Just keep an eye on Aunt Mimi, I think I just saw her finish her fourth one...
2 oz Cocchi Americano
1 oz Ambrose(cranberry shrub, see below)
.5 oz Beefeater gin
.25 oz amontillado sherry(I used Lustau)
1 dash Angostura bitters
2-3 oz club soda
Combine all ingredients except for club soda in a mixing glass or tin. Stir with ice until chilled, and strain into champagne flute. Top with very cold club soda.
Optionally garnish with orange twist.
16 oz cranberries, pulsed
13 oz white sugar
13 oz white wine vinegar
Food Processor or blender
Food Processor or blender
Sealable non-reactive container
Strainers of increasing fineness
Large measuring cup

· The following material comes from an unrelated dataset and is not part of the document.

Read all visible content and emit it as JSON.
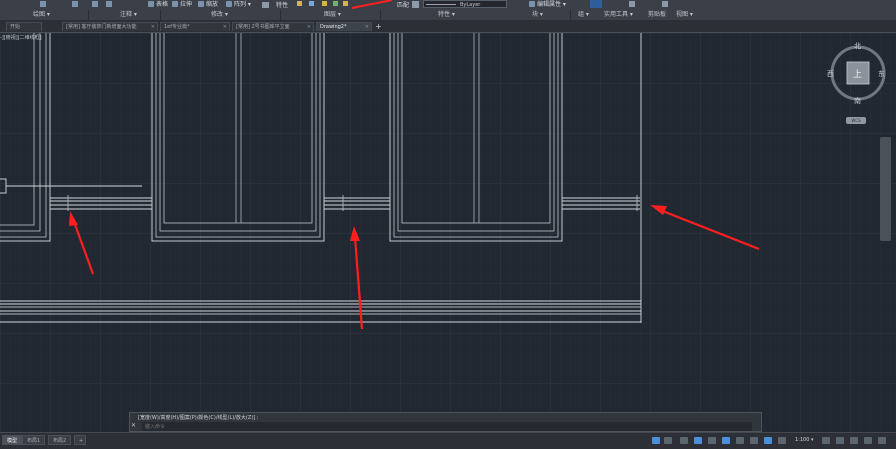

Funnel(preferably canning funnel)Sealable glass bottle
Wash cranberries and pat dry.
Put blender carafe or separate bowl on the scale and use the tare function. In your blender carafe or a separate bowl, weigh cranberries on scale and use tare function to zero out the reading. Add sugar until you reach desired weight of sugar into container until desired weight is reached. Use tare function again.
In blender or food processor, blend sugar and cranberries until a thick, syrupy mixture forms. Pour mixture into non-reactive container and rest mixture in refrigerator for 2-5 hours.
Remove container from refrigerator and unseal. Place on scale, once again using tare function.
Add white wine vinegar to container. Reseal, and place back into refrigerator. Rest jar one week.
After one week, remove container from refrigerator. Arrange strainers in levels of increasing fineness over measuring cup. Strain liquid through strainers, pressing on pulp to express any trapped shrub.
Place funnel in bottle, and situate tea strainer in funnel opening.
Pour strained shrub through tea strainer into bottle, and seal bottle.
Refrigerated shrub should last from six months to one year.
*Additional notes: The name of this cocktail is tangentially related to the name I gave the cranberry shrub in the cocktail, as it is the name of a short story called An Occurrence At Owl Creek Bridge written by early American author, Ambrose Bierce.
Thanks again to MxMo and Dinah for hosting this month and writing such a great book!